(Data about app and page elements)
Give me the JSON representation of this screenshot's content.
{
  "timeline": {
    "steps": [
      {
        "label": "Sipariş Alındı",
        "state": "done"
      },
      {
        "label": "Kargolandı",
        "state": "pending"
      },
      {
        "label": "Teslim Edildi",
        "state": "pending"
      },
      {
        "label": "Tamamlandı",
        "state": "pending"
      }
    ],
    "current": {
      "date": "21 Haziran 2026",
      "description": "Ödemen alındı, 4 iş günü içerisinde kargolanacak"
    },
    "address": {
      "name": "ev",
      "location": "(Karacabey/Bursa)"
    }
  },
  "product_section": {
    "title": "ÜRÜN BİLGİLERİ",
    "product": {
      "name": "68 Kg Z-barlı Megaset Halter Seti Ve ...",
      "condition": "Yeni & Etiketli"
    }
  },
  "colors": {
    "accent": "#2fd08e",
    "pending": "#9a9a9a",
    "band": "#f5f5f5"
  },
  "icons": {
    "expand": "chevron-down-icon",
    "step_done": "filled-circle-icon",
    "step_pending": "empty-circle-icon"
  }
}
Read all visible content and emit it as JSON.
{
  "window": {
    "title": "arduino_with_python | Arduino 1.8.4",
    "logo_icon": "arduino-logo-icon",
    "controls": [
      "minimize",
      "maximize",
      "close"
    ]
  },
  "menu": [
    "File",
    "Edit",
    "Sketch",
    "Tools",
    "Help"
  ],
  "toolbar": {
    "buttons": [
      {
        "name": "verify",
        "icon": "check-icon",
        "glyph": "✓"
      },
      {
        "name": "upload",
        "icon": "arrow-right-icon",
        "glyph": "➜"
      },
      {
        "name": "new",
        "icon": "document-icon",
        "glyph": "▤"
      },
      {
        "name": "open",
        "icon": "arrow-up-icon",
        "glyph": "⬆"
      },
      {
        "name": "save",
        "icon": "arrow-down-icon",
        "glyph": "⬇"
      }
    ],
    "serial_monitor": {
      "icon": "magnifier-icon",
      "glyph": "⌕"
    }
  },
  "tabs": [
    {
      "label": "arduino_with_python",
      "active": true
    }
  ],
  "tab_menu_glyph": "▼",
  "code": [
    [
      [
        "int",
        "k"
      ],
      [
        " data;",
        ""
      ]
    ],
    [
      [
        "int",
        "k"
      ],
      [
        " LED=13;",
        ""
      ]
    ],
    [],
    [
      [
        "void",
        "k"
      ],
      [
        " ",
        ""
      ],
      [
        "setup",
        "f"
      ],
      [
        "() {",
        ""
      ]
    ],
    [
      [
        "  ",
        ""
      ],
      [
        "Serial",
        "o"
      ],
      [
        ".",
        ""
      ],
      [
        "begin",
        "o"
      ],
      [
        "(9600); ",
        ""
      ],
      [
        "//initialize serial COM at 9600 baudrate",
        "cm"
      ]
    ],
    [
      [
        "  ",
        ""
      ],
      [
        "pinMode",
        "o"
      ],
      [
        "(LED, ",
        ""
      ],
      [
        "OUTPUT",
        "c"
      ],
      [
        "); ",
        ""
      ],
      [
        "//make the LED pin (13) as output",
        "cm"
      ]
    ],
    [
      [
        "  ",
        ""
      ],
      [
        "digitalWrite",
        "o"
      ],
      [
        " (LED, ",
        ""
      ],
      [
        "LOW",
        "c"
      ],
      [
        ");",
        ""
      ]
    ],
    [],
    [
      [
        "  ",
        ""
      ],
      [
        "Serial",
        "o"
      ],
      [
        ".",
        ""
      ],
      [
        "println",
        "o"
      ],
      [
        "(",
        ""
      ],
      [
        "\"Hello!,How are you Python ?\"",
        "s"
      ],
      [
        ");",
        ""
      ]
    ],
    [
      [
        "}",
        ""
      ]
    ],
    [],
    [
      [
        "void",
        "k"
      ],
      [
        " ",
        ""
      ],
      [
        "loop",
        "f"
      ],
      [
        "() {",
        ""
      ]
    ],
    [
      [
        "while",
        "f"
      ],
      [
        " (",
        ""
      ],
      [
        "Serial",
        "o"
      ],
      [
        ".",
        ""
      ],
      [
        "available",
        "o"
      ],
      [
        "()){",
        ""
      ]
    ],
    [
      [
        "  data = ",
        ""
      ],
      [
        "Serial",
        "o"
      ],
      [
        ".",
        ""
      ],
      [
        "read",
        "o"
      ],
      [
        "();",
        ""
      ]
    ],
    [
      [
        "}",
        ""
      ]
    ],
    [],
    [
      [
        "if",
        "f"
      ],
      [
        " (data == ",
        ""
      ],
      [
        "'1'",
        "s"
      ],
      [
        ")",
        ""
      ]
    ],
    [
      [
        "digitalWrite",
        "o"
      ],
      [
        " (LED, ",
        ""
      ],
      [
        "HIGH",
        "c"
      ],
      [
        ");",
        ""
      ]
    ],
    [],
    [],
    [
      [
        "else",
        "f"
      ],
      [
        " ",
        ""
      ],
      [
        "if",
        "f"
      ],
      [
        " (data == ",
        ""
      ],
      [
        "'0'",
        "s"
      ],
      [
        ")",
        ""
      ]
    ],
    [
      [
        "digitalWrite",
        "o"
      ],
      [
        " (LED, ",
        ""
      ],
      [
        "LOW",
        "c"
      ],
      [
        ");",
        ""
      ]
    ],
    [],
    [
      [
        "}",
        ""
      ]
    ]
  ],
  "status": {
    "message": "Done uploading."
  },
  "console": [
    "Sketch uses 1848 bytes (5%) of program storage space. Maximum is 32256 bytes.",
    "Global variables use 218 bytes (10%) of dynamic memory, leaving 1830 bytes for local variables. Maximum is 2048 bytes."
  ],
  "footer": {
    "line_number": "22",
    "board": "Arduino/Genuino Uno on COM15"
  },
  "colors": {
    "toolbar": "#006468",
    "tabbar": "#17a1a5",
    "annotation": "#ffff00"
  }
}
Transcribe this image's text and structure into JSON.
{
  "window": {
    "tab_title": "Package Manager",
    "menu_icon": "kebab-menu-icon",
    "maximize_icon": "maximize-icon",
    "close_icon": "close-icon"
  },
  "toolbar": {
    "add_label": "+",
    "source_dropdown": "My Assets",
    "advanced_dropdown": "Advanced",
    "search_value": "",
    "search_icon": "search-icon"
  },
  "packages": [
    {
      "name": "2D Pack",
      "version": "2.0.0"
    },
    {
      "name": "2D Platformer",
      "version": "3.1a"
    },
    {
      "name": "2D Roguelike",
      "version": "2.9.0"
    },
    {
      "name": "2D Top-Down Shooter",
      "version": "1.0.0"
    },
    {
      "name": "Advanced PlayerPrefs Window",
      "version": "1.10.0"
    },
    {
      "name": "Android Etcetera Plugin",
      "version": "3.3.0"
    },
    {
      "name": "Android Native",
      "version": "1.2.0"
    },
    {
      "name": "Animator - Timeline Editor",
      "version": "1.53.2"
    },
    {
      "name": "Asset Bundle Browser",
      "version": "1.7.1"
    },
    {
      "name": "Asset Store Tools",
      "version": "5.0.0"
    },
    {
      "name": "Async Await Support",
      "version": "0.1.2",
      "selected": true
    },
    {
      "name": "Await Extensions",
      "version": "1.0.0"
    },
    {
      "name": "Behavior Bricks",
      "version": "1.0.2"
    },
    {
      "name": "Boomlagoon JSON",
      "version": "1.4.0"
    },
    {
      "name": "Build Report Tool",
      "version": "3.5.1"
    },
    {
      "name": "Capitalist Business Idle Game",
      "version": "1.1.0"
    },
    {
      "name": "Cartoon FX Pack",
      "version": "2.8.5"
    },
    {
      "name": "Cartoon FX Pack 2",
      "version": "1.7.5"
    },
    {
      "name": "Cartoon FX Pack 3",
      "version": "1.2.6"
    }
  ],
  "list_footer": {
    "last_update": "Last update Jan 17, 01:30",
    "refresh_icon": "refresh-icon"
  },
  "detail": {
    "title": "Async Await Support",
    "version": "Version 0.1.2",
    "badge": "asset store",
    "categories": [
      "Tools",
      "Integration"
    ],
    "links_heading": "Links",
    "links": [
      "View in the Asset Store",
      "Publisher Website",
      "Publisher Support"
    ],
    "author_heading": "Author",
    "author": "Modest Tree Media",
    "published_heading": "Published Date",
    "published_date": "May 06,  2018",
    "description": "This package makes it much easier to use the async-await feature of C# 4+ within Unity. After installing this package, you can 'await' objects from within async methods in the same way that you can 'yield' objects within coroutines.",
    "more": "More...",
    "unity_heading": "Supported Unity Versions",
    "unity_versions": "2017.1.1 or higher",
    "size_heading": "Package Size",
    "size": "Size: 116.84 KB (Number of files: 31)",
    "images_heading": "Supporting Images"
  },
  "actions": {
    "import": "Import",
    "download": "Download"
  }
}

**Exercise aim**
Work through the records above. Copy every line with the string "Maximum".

**Output below**
    "Sketch uses 1848 bytes (5%) of program storage space. Maximum is 32256 bytes.",
    "Global variables use 218 bytes (10%) of dynamic memory, leaving 1830 bytes for local variables. Maximum is 2048 bytes."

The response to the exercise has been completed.